What are you currently working on?
“Just recently I released a new full length album, Wild, on Berlin based Project:Mooncircle. It took a full year of work and feels like I really grew up with this one. It came out on pink vinyl LP and in digital.
“I also recorded a big sample package for Zenhiser. The samples are called Tech Explorer, I think its can be helpful for those producers who are interested in the soft, experimental sounds of house, techno or drum & bass.
“Currently I’m working on a couple of remixes, and a live set, and starting to make a new music which will be coming later this year, hopefully!”
Nuage's essential music making tips...
Feel free to add more sounds
“My project often consists of seventy different tracks or more, I usually create separate groups or sub-mixes of instruments (using Reason’s Mixer 14:2) to unite them and use send FX. For example – I have a bass with middle and sub components – I divide them into two or more tracks. I cut off the low frequencies, and highlight the brightest sounds of mid. Then I’ll carefully add the low EQ of the bass on another track, for example by choosing the standard sub sine wave. For a better sounding effect with your bass, you can use a compressor for combining the sub and mid components into one mix. Normally I mix additional harmonics in the bass or lead synth. For example, I’ll add to the high or mid frequencies by using more samples, noises, or synths, then adjusting them by loudness, or I’ll add distortion or a small reverb.”
Do not overdo it with EQ
“Some musicians will advise you to get an ideal crystal mixdown by precise equalization of each sound. The mix sounds really clear, when you EQ sounds hard, but the final mixdown can loose the dynamics, which is so important for the unique sound of the track. In my music I often don’t equalize too much – just remove some of conflict things from the synth, percussion or snares (less the bass and kicks). The most important thing is to cut the real low frequencies, and use a little bit of compression to put the sound in the mix, in this case the result will be fresh and more interesting.”
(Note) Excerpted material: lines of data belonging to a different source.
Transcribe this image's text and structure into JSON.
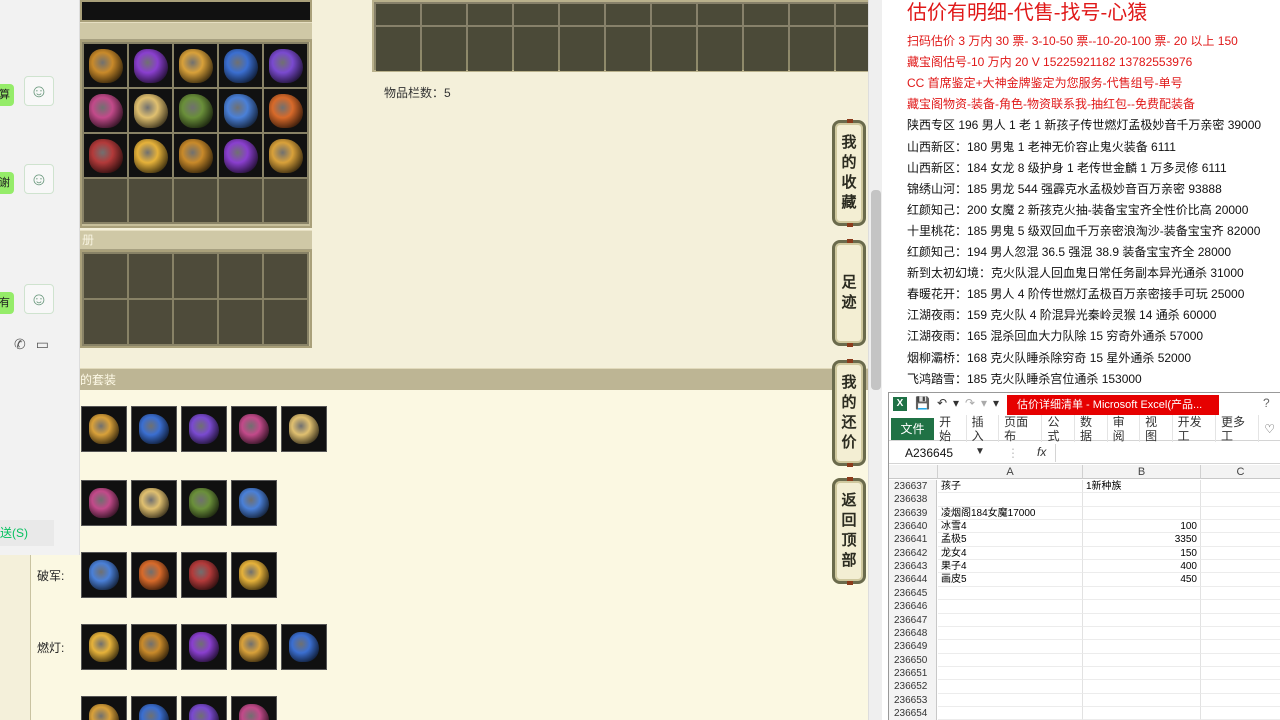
{
  "game": {
    "item_count_label": "物品栏数：5",
    "section_bar_1": "册",
    "set_header": "的套装",
    "side_buttons": [
      {
        "label": "我的收藏",
        "chars": [
          "我",
          "的",
          "收",
          "藏"
        ]
      },
      {
        "label": "足迹",
        "chars": [
          "足",
          "迹"
        ]
      },
      {
        "label": "我的还价",
        "chars": [
          "我",
          "的",
          "还",
          "价"
        ]
      },
      {
        "label": "返回顶部",
        "chars": [
          "返",
          "回",
          "顶",
          "部"
        ]
      }
    ],
    "set_rows": [
      {
        "label": "",
        "count": 5
      },
      {
        "label": "",
        "count": 4
      },
      {
        "label": "破军:",
        "count": 4
      },
      {
        "label": "燃灯:",
        "count": 5
      },
      {
        "label": "",
        "count": 4
      }
    ],
    "icon_colors": [
      "#c98a2a",
      "#8a3fcf",
      "#d9a13a",
      "#3b6fd1",
      "#7a4ad0",
      "#c24a8a",
      "#e0c070",
      "#6a8f3a",
      "#4a80d8",
      "#d86a2a",
      "#b33a3a",
      "#e6b23a"
    ]
  },
  "chat": {
    "bubble_fragments": [
      "算",
      "谢",
      "有"
    ],
    "send_button": "送(S)",
    "phone_icon": "phone-icon",
    "video_icon": "video-icon"
  },
  "price": {
    "title": "估价有明细-代售-找号-心猿",
    "lines": [
      {
        "text": "扫码估价 3 万内 30 票- 3-10-50 票--10-20-100 票- 20 以上 150",
        "color": "red"
      },
      {
        "text": "藏宝阁估号-10 万内 20 V 15225921182 13782553976",
        "color": "red"
      },
      {
        "text": "CC 首席鉴定+大神金牌鉴定为您服务-代售组号-单号",
        "color": "red"
      },
      {
        "text": "藏宝阁物资-装备-角色-物资联系我-抽红包--免费配装备",
        "color": "red"
      },
      {
        "text": "陕西专区 196 男人 1 老 1 新孩子传世燃灯孟极妙音千万亲密 39000",
        "color": "black"
      },
      {
        "text": "山西新区：180 男鬼 1 老神无价容止鬼火装备 6111",
        "color": "black"
      },
      {
        "text": "山西新区：184 女龙 8 级护身 1 老传世金麟 1 万多灵修 6111",
        "color": "black"
      },
      {
        "text": "锦绣山河：185 男龙 544 强霹克水孟极妙音百万亲密 93888",
        "color": "black"
      },
      {
        "text": "红颜知己：200 女魔 2 新孩克火抽-装备宝宝齐全性价比高 20000",
        "color": "black"
      },
      {
        "text": "十里桃花：185 男鬼 5 级双回血千万亲密浪淘沙-装备宝宝齐 82000",
        "color": "black"
      },
      {
        "text": "红颜知己：194 男人忽混 36.5 强混 38.9 装备宝宝齐全 28000",
        "color": "black"
      },
      {
        "text": "新到太初幻境：克火队混人回血鬼日常任务副本异光通杀 31000",
        "color": "black"
      },
      {
        "text": "春暖花开：185 男人 4 阶传世燃灯孟极百万亲密接手可玩 25000",
        "color": "black"
      },
      {
        "text": "江湖夜雨：159 克火队 4 阶混异光秦岭灵猴 14 通杀 60000",
        "color": "black"
      },
      {
        "text": "江湖夜雨：165 混杀回血大力队除 15 穷奇外通杀 57000",
        "color": "black"
      },
      {
        "text": "烟柳灞桥：168 克火队睡杀除穷奇 15 星外通杀 52000",
        "color": "black"
      },
      {
        "text": "飞鸿踏雪：185 克火队睡杀宫位通杀 153000",
        "color": "black"
      }
    ],
    "colors": {
      "red": "#e01818",
      "black": "#111111"
    }
  },
  "excel": {
    "title": "估价详细清单 - Microsoft Excel(产品...",
    "file_tab": "文件",
    "tabs": [
      "开始",
      "插入",
      "页面布",
      "公式",
      "数据",
      "审阅",
      "视图",
      "开发工",
      "更多工"
    ],
    "name_box": "A236645",
    "fx": "fx",
    "columns": [
      "A",
      "B",
      "C"
    ],
    "rows": [
      {
        "n": "236637",
        "a": "孩子",
        "b": "1新种族",
        "num": false
      },
      {
        "n": "236638",
        "a": "",
        "b": "",
        "num": false
      },
      {
        "n": "236639",
        "a": "凌烟阁184女魔17000",
        "b": "",
        "num": false
      },
      {
        "n": "236640",
        "a": "冰雪4",
        "b": "100",
        "num": true
      },
      {
        "n": "236641",
        "a": "孟极5",
        "b": "3350",
        "num": true
      },
      {
        "n": "236642",
        "a": "龙女4",
        "b": "150",
        "num": true
      },
      {
        "n": "236643",
        "a": "果子4",
        "b": "400",
        "num": true
      },
      {
        "n": "236644",
        "a": "画皮5",
        "b": "450",
        "num": true
      },
      {
        "n": "236645",
        "a": "",
        "b": "",
        "num": false
      },
      {
        "n": "236646",
        "a": "",
        "b": "",
        "num": false
      },
      {
        "n": "236647",
        "a": "",
        "b": "",
        "num": false
      },
      {
        "n": "236648",
        "a": "",
        "b": "",
        "num": false
      },
      {
        "n": "236649",
        "a": "",
        "b": "",
        "num": false
      },
      {
        "n": "236650",
        "a": "",
        "b": "",
        "num": false
      },
      {
        "n": "236651",
        "a": "",
        "b": "",
        "num": false
      },
      {
        "n": "236652",
        "a": "",
        "b": "",
        "num": false
      },
      {
        "n": "236653",
        "a": "",
        "b": "",
        "num": false
      },
      {
        "n": "236654",
        "a": "",
        "b": "",
        "num": false
      }
    ]
  }
}
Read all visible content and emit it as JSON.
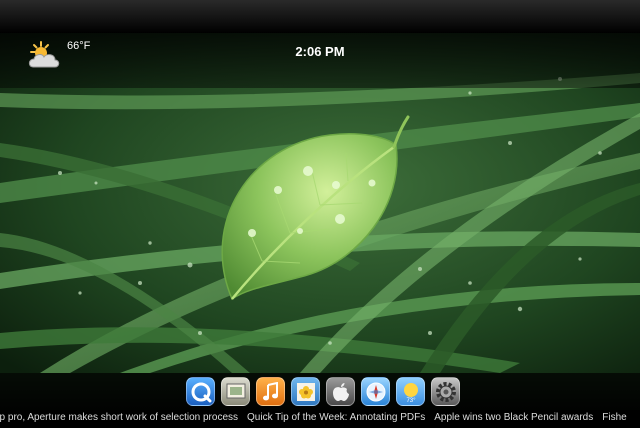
{
  "status_bar": {
    "temperature": "66°F",
    "time": "2:06 PM",
    "weather_icon": "partly-cloudy-icon"
  },
  "dock": {
    "apps": [
      {
        "icon": "quicktime-icon"
      },
      {
        "icon": "preview-app-icon"
      },
      {
        "icon": "music-note-icon"
      },
      {
        "icon": "iphoto-icon"
      },
      {
        "icon": "apple-icon"
      },
      {
        "icon": "safari-compass-icon"
      },
      {
        "icon": "weather-sun-icon"
      },
      {
        "icon": "settings-gear-icon"
      }
    ]
  },
  "news_ticker": {
    "items": [
      "op pro, Aperture makes short work of selection process",
      "Quick Tip of the Week: Annotating PDFs",
      "Apple wins two Black Pencil awards",
      "Fishe"
    ]
  },
  "colors": {
    "grass_dark": "#0f2a12",
    "grass_light": "#5f9a5a",
    "leaf": "#9fd06a",
    "bar": "#000000"
  }
}
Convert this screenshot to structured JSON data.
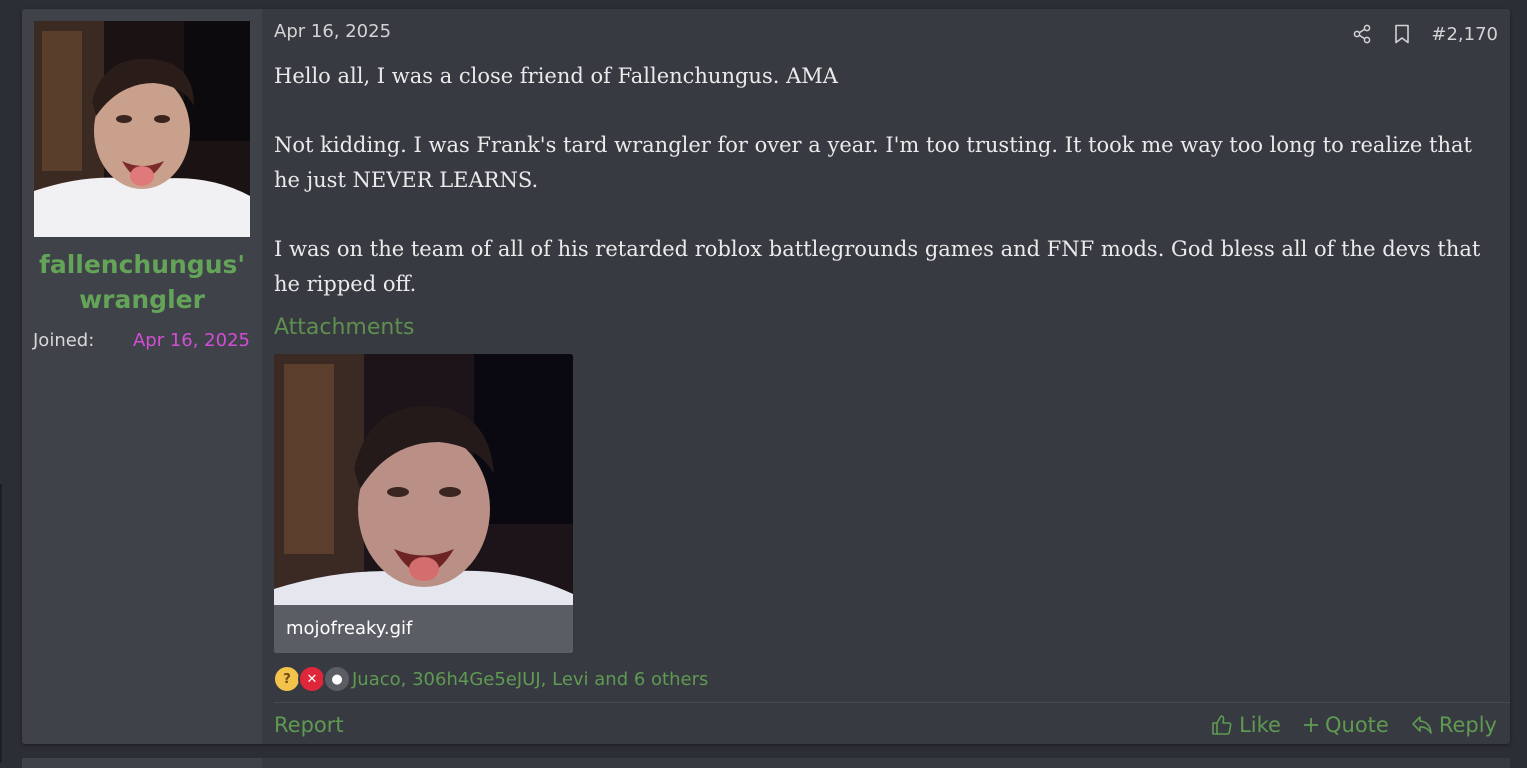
{
  "user": {
    "username": "fallenchungus' wrangler",
    "joined_label": "Joined:",
    "joined_value": "Apr 16, 2025"
  },
  "post": {
    "date": "Apr 16, 2025",
    "number": "#2,170",
    "paragraphs": [
      "Hello all, I was a close friend of Fallenchungus. AMA",
      "Not kidding. I was Frank's tard wrangler for over a year. I'm too trusting. It took me way too long to realize that he just NEVER LEARNS.",
      "I was on the team of all of his retarded roblox battlegrounds games and FNF mods. God bless all of the devs that he ripped off."
    ],
    "attachments_title": "Attachments",
    "attachment_filename": "mojofreaky.gif",
    "reactions_text": "Juaco, 306h4Ge5eJUJ, Levi and 6 others"
  },
  "actions": {
    "report": "Report",
    "like": "Like",
    "quote": "Quote",
    "reply": "Reply"
  },
  "colors": {
    "username": "#63a458",
    "joined_value": "#d24ed6",
    "link_green": "#5f9a53",
    "panel": "#373a41",
    "user_panel": "#3f4249"
  },
  "icons": [
    "share-icon",
    "bookmark-icon",
    "thumbs-up-icon",
    "plus-icon",
    "reply-arrow-icon",
    "thinking-face-icon",
    "cross-icon",
    "misc-reaction-icon"
  ]
}
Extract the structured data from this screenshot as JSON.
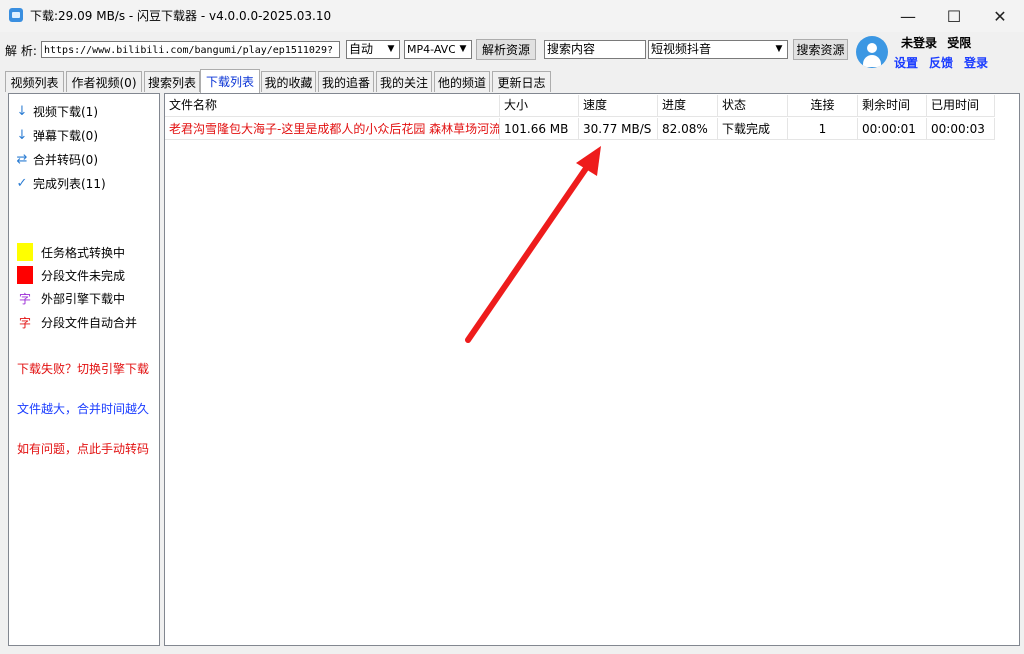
{
  "window": {
    "title": "下载:29.09 MB/s - 闪豆下载器 - v4.0.0.0-2025.03.10",
    "minimize_glyph": "—",
    "maximize_glyph": "☐",
    "close_glyph": "✕"
  },
  "toolbar": {
    "parse_label": "解 析:",
    "url_value": "https://www.bilibili.com/bangumi/play/ep1511029?",
    "quality_select": "自动",
    "format_select": "MP4-AVC",
    "parse_button": "解析资源",
    "search_value": "搜索内容",
    "platform_select": "短视频抖音",
    "search_button": "搜索资源"
  },
  "user": {
    "status": "未登录",
    "limit": "受限",
    "settings_link": "设置",
    "feedback_link": "反馈",
    "login_link": "登录"
  },
  "tabs": [
    {
      "label": "视频列表"
    },
    {
      "label": "作者视频(0)"
    },
    {
      "label": "搜索列表"
    },
    {
      "label": "下载列表"
    },
    {
      "label": "我的收藏"
    },
    {
      "label": "我的追番"
    },
    {
      "label": "我的关注"
    },
    {
      "label": "他的频道"
    },
    {
      "label": "更新日志"
    }
  ],
  "sidebar": {
    "items": [
      {
        "icon": "↓",
        "label": "视频下载(1)"
      },
      {
        "icon": "↓",
        "label": "弹幕下载(0)"
      },
      {
        "icon": "⇄",
        "label": "合并转码(0)"
      },
      {
        "icon": "✓",
        "label": "完成列表(11)"
      }
    ],
    "legend": [
      {
        "label": "任务格式转换中",
        "color": "#ffff00"
      },
      {
        "label": "分段文件未完成",
        "color": "#ff0000"
      },
      {
        "glyph": "字",
        "label": "外部引擎下载中",
        "glyph_color": "#9b2bd6"
      },
      {
        "glyph": "字",
        "label": "分段文件自动合并",
        "glyph_color": "#e21010"
      }
    ],
    "hints": [
      {
        "text": "下载失败？切换引擎下载",
        "color": "#e21010"
      },
      {
        "text": "文件越大，合并时间越久",
        "color": "#1a3cff"
      },
      {
        "text": "如有问题，点此手动转码",
        "color": "#e21010"
      }
    ]
  },
  "download_table": {
    "headers": {
      "name": "文件名称",
      "size": "大小",
      "speed": "速度",
      "progress": "进度",
      "status": "状态",
      "connections": "连接",
      "remaining": "剩余时间",
      "elapsed": "已用时间"
    },
    "rows": [
      {
        "name": "老君沟雪隆包大海子-这里是成都人的小众后花园 森林草场河流",
        "size": "101.66 MB",
        "speed": "30.77 MB/S",
        "progress": "82.08%",
        "status": "下载完成",
        "connections": "1",
        "remaining": "00:00:01",
        "elapsed": "00:00:03"
      }
    ]
  },
  "colors": {
    "accent_blue": "#1a3cff",
    "error_red": "#e21010",
    "annotation_arrow": "#ee1c1c"
  }
}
“Don’t be afraid to sample and use sound banks or libraries, especially if you don’t have much experience in creating or synthesising your own sounds – or if you don’t have a powerful computer. I’ll sometimes sample from VST plug-ins too – converting it into the REX format so I can slice them as I want and create a different melody or sound by playing with transpose, pitch and the loop tempo. It can come up with something completely different. Any sample – even a small piece of a loop – is a great starting point to work with, you can mix, blend, add effects, interpret some moments from other tracks (preferably just small sounds). Sampling is an important part of electronic music; I really think it’s an art.”